## Activity
Each record that follows should be reproduced in full, character for character.

## Extracted information
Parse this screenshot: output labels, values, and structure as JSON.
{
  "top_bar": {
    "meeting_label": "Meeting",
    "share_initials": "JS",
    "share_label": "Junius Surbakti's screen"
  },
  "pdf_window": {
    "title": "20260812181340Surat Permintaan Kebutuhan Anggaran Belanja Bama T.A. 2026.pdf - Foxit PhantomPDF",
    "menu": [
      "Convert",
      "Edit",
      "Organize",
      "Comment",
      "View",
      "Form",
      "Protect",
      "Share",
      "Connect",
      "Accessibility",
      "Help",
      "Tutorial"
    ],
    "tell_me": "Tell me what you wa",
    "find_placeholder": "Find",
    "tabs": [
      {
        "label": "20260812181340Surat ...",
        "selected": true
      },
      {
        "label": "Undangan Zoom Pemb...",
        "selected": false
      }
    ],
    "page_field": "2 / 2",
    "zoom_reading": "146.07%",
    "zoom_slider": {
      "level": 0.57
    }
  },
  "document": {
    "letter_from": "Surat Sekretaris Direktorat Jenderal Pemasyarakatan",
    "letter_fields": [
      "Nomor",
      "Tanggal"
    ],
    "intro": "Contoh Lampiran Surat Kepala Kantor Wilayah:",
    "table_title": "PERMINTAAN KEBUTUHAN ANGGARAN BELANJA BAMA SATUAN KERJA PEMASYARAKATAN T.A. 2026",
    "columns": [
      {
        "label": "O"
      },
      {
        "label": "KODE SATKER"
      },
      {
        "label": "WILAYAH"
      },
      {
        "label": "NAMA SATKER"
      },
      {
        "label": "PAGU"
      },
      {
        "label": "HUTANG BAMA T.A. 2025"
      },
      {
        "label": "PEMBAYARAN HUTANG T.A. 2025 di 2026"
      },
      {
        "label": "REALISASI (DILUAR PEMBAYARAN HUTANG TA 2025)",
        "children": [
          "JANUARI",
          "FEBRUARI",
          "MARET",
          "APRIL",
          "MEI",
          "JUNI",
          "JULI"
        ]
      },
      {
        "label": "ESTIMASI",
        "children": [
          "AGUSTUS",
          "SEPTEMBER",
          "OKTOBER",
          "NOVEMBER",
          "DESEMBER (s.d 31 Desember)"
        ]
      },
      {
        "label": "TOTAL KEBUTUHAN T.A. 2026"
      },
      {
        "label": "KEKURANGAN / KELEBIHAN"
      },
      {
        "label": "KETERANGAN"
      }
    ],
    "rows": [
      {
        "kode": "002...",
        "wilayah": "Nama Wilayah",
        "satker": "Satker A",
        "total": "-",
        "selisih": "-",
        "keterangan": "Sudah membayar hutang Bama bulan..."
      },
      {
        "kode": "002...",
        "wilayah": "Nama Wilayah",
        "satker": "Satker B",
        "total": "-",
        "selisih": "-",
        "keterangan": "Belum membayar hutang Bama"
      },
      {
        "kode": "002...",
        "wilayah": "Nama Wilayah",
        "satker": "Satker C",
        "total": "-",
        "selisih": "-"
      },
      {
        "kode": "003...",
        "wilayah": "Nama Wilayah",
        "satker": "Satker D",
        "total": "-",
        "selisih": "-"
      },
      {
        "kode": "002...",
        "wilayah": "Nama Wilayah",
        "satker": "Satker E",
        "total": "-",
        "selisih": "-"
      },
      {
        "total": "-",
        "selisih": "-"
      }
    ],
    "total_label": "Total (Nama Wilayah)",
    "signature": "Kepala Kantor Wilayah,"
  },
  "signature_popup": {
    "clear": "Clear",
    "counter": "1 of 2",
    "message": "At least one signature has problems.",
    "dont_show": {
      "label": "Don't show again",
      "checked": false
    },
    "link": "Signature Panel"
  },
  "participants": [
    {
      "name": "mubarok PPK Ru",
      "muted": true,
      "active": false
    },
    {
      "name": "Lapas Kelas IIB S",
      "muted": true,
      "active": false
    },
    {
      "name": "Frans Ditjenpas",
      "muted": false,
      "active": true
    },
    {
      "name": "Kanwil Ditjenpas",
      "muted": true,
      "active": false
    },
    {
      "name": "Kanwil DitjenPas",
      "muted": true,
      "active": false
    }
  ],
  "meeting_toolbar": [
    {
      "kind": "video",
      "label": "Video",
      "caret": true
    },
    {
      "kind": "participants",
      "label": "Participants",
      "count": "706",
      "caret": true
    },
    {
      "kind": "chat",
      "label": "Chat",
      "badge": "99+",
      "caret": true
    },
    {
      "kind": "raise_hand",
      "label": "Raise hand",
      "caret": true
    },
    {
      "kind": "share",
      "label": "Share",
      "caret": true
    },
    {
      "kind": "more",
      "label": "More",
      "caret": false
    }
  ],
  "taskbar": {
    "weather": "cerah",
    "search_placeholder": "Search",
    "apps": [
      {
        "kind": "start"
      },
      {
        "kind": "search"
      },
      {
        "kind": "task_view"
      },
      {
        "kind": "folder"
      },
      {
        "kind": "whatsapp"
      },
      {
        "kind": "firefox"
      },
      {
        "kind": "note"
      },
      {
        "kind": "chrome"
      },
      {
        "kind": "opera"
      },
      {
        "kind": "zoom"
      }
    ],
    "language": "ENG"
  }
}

## Task output
Parse this screenshot: output labels, values, and structure as JSON.
{
  "top_bar": {
    "meeting_label": "Meeting",
    "share_initials": "JS",
    "share_label": "Junius Surbakti's screen"
  },
  "pdf_window": {
    "title": "20260812181340Surat Permintaan Kebutuhan Anggaran Belanja Bama T.A. 2026.pdf - Foxit PhantomPDF",
    "menu": [
      "Convert",
      "Edit",
      "Organize",
      "Comment",
      "View",
      "Form",
      "Protect",
      "Share",
      "Connect",
      "Accessibility",
      "Help",
      "Tutorial"
    ],
    "tell_me": "Tell me what you wa",
    "find_placeholder": "Find",
    "tabs": [
      {
        "label": "20260812181340Surat ...",
        "selected": true
      },
      {
        "label": "Undangan Zoom Pemb...",
        "selected": false
      }
    ],
    "page_field": "2 / 2",
    "zoom_reading": "146.07%",
    "zoom_slider": {
      "level": 0.57
    }
  },
  "document": {
    "letter_from": "Surat Sekretaris Direktorat Jenderal Pemasyarakatan",
    "letter_fields": [
      "Nomor",
      "Tanggal"
    ],
    "intro": "Contoh Lampiran Surat Kepala Kantor Wilayah:",
    "table_title": "PERMINTAAN KEBUTUHAN ANGGARAN BELANJA BAMA SATUAN KERJA PEMASYARAKATAN T.A. 2026",
    "columns": [
      {
        "label": "O"
      },
      {
        "label": "KODE SATKER"
      },
      {
        "label": "WILAYAH"
      },
      {
        "label": "NAMA SATKER"
      },
      {
        "label": "PAGU"
      },
      {
        "label": "HUTANG BAMA T.A. 2025"
      },
      {
        "label": "PEMBAYARAN HUTANG T.A. 2025 di 2026"
      },
      {
        "label": "REALISASI (DILUAR PEMBAYARAN HUTANG TA 2025)",
        "children": [
          "JANUARI",
          "FEBRUARI",
          "MARET",
          "APRIL",
          "MEI",
          "JUNI",
          "JULI"
        ]
      },
      {
        "label": "ESTIMASI",
        "children": [
          "AGUSTUS",
          "SEPTEMBER",
          "OKTOBER",
          "NOVEMBER",
          "DESEMBER (s.d 31 Desember)"
        ]
      },
      {
        "label": "TOTAL KEBUTUHAN T.A. 2026"
      },
      {
        "label": "KEKURANGAN / KELEBIHAN"
      },
      {
        "label": "KETERANGAN"
      }
    ],
    "rows": [
      {
        "kode": "002...",
        "wilayah": "Nama Wilayah",
        "satker": "Satker A",
        "total": "-",
        "selisih": "-",
        "keterangan": "Sudah membayar hutang Bama bulan..."
      },
      {
        "kode": "002...",
        "wilayah": "Nama Wilayah",
        "satker": "Satker B",
        "total": "-",
        "selisih": "-",
        "keterangan": "Belum membayar hutang Bama"
      },
      {
        "kode": "002...",
        "wilayah": "Nama Wilayah",
        "satker": "Satker C",
        "total": "-",
        "selisih": "-"
      },
      {
        "kode": "003...",
        "wilayah": "Nama Wilayah",
        "satker": "Satker D",
        "total": "-",
        "selisih": "-"
      },
      {
        "kode": "002...",
        "wilayah": "Nama Wilayah",
        "satker": "Satker E",
        "total": "-",
        "selisih": "-"
      },
      {
        "total": "-",
        "selisih": "-"
      }
    ],
    "total_label": "Total (Nama Wilayah)",
    "signature": "Kepala Kantor Wilayah,"
  },
  "signature_popup": {
    "clear": "Clear",
    "counter": "1 of 2",
    "message": "At least one signature has problems.",
    "dont_show": {
      "label": "Don't show again",
      "checked": false
    },
    "link": "Signature Panel"
  },
  "participants": [
    {
      "name": "mubarok PPK Ru",
      "muted": true,
      "active": false
    },
    {
      "name": "Lapas Kelas IIB S",
      "muted": true,
      "active": false
    },
    {
      "name": "Frans Ditjenpas",
      "muted": false,
      "active": true
    },
    {
      "name": "Kanwil Ditjenpas",
      "muted": true,
      "active": false
    },
    {
      "name": "Kanwil DitjenPas",
      "muted": true,
      "active": false
    }
  ],
  "meeting_toolbar": [
    {
      "kind": "video",
      "label": "Video",
      "caret": true
    },
    {
      "kind": "participants",
      "label": "Participants",
      "count": "706",
      "caret": true
    },
    {
      "kind": "chat",
      "label": "Chat",
      "badge": "99+",
      "caret": true
    },
    {
      "kind": "raise_hand",
      "label": "Raise hand",
      "caret": true
    },
    {
      "kind": "share",
      "label": "Share",
      "caret": true
    },
    {
      "kind": "more",
      "label": "More",
      "caret": false
    }
  ],
  "taskbar": {
    "weather": "cerah",
    "search_placeholder": "Search",
    "apps": [
      {
        "kind": "start"
      },
      {
        "kind": "search"
      },
      {
        "kind": "task_view"
      },
      {
        "kind": "folder"
      },
      {
        "kind": "whatsapp"
      },
      {
        "kind": "firefox"
      },
      {
        "kind": "note"
      },
      {
        "kind": "chrome"
      },
      {
        "kind": "opera"
      },
      {
        "kind": "zoom"
      }
    ],
    "language": "ENG"
  }
}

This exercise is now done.